Matt Blaze offered one of my favorite comments with respect to the Sony executive's comment that people don't know what a rootkit is and so they don't care whether they have one, "most people don't know what their pancreas is, but don't want it to get cancer".

Ed Felten, Princeton - DRM Wars: The Next Generation
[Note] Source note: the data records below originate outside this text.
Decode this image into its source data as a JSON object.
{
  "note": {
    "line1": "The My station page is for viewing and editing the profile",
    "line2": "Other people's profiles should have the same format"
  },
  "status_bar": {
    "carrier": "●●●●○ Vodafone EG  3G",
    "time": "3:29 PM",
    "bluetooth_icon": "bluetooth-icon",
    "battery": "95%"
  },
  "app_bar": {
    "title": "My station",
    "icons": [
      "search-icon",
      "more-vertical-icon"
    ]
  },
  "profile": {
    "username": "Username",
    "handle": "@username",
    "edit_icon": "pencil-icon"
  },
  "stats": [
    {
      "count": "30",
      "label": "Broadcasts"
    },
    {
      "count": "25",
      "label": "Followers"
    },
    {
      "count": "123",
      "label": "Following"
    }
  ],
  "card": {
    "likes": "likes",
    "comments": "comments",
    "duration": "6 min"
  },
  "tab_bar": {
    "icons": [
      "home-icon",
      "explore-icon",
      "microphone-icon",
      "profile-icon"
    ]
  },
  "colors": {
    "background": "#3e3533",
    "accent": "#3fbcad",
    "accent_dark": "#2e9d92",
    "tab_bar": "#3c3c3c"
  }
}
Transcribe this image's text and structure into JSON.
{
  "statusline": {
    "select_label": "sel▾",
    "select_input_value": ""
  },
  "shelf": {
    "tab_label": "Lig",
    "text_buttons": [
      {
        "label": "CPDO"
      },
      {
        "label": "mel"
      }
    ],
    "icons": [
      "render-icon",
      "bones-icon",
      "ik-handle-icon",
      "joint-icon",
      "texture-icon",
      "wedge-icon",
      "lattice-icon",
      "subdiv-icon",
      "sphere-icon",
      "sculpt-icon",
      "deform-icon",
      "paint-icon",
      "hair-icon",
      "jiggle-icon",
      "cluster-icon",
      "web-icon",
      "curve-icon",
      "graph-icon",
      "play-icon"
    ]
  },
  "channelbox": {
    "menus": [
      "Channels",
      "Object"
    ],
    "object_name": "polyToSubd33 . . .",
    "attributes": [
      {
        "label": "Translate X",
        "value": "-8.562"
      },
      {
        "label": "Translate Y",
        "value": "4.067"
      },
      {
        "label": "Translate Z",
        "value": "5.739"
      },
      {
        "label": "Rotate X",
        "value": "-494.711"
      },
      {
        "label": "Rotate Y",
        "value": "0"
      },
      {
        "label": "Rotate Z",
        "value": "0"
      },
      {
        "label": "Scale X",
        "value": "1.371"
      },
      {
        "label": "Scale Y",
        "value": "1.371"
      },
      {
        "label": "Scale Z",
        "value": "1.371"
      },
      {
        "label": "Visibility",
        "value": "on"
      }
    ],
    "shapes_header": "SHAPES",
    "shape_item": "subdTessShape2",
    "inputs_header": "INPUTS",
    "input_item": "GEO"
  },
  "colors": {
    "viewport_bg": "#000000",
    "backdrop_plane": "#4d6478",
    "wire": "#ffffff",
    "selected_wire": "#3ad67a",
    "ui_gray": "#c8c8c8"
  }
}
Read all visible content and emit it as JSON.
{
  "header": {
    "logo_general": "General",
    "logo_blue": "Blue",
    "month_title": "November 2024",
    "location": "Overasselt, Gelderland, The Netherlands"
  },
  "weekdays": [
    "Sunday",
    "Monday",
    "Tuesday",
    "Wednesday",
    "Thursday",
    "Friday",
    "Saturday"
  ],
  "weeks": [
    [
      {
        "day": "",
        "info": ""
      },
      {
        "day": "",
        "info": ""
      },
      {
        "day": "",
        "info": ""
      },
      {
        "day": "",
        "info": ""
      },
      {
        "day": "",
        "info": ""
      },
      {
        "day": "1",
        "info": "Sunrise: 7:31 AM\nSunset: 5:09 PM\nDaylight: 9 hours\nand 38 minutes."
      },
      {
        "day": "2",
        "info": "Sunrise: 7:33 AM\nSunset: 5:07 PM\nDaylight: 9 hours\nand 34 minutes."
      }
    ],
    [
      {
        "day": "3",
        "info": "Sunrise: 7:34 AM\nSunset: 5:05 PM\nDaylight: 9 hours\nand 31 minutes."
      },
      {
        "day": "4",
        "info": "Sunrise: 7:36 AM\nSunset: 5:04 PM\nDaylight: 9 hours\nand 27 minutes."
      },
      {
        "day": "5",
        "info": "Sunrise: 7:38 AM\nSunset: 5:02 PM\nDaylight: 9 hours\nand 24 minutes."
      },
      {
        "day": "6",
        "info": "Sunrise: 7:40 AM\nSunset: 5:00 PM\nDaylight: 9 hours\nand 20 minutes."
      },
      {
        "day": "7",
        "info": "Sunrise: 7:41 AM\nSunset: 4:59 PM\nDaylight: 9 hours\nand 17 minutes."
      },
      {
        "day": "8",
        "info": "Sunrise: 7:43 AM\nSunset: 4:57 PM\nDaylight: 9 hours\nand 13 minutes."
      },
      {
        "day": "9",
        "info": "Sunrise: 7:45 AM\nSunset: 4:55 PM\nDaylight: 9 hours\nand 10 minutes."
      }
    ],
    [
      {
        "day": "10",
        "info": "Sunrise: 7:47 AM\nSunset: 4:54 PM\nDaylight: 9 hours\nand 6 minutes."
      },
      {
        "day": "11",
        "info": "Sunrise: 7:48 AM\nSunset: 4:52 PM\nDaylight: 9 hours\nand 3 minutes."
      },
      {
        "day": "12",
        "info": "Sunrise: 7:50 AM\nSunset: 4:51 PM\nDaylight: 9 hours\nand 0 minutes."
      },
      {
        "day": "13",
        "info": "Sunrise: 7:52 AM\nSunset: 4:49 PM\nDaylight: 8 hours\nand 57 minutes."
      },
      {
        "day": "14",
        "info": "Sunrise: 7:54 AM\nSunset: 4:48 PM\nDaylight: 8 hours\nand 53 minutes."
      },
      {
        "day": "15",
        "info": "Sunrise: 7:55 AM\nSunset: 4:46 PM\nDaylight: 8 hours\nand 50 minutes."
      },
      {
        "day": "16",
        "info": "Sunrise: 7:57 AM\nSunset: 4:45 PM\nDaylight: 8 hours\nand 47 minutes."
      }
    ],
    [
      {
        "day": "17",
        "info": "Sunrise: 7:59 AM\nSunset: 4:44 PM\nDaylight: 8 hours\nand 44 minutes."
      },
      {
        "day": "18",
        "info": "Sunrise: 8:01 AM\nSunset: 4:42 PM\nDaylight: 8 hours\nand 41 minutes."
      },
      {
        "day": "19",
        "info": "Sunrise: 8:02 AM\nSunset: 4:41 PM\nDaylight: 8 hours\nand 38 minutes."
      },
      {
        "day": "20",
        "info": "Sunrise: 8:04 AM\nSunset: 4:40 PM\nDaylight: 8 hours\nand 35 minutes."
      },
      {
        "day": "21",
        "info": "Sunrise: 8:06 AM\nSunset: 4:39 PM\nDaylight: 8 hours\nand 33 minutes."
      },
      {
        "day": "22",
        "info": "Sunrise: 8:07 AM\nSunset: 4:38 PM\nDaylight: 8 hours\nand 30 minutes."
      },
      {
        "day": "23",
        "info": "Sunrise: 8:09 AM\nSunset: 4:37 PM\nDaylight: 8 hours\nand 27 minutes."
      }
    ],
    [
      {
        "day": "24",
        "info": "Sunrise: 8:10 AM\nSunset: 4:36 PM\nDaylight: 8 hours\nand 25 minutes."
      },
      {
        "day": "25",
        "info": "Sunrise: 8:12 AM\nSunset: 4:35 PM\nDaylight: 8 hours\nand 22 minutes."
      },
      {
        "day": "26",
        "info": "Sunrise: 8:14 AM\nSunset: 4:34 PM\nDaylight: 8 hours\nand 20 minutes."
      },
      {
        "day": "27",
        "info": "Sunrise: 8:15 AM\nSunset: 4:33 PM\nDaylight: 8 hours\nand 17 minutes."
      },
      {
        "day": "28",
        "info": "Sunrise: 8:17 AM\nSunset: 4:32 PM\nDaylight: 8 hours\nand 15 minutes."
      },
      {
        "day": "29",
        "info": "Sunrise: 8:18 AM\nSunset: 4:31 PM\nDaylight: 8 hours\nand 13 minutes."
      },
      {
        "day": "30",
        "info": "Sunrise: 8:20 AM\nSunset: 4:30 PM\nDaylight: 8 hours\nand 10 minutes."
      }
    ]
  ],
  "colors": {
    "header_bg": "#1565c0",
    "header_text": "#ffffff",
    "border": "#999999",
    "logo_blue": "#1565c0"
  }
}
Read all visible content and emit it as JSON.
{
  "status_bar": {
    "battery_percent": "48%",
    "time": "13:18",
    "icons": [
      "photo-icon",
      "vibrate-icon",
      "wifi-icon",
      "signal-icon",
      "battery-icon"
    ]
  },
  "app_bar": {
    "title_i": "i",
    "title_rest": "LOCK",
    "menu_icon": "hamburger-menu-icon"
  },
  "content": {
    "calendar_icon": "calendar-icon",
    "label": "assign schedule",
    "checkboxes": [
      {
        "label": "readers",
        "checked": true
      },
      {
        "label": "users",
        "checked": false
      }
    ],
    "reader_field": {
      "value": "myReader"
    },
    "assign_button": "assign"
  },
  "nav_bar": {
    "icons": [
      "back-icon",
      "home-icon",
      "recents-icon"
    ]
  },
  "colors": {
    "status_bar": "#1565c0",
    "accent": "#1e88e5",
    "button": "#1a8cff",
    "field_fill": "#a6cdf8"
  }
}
DRM itself is an Orwellian term - not controlling, just "managing", even though it helps the supplier not the consumer. There have been proposals, but nothing is happen - which is a success for those skeptical of legal support for DRM - "not going to defeat the opponent on the battlefields of Washington & Ottawa, but waiting for it to collapse of its own weight". We're in the early stages of a realignment - in 5 or 10 years ago things will look very different. The 2002 Microsoft paper on why DRM doesn't help was a revelation by lawyers & public policy people, while technical folks thought it was just a well explained version of what was widely known. As a result, doubt is now sinking in among lawyers, movie industry executives, etc. - they're catching on to this point that promises are broken by DRM vendors. The other argument against DRM is the Sony/BMG "rootkit" episode - it showed that DRM is not all that effective and causes undesirable side-effects. So advocates for DRM are changing their rationale, moving away from anti-piracy, and towards price discrimination. DRM can prevent resale - tether copies to buyers, or create different version (e.g., high-res / low-res, or limited time copy). This benefits the seller (who can make more money) and sometimes benefits society - this is why there's lobbying in favor of DRM policies that allow price discrimination - and works even if DRM isn't totally effective. The scholarly community has been arguing this for years; lobbyists are now starting to make the argument too. Platform locking is the other argument - Apple wants to lock users into iPod and iTunes, and DRM provides a way to do it. Even if the DRM can be broken, DMCA means that no one can sell a competing product - it's weak enough to satisfy consumers, but strong enough to satisfy your lawyers. As a result, DRM has hurt the music companies, and helped Apple!!! Finally, Ed proposed (somewhat tongue in cheek) that with Moore's law helping us, we could (theoretically) have the same linkage of products as in the Lexmark case (where they use DRM to ensure that you can't use a non-Lexmark toner cartridge in a Lexmark printer) - someday your shoes might not work without approved shoelaces, or your pen won't work without approved paper.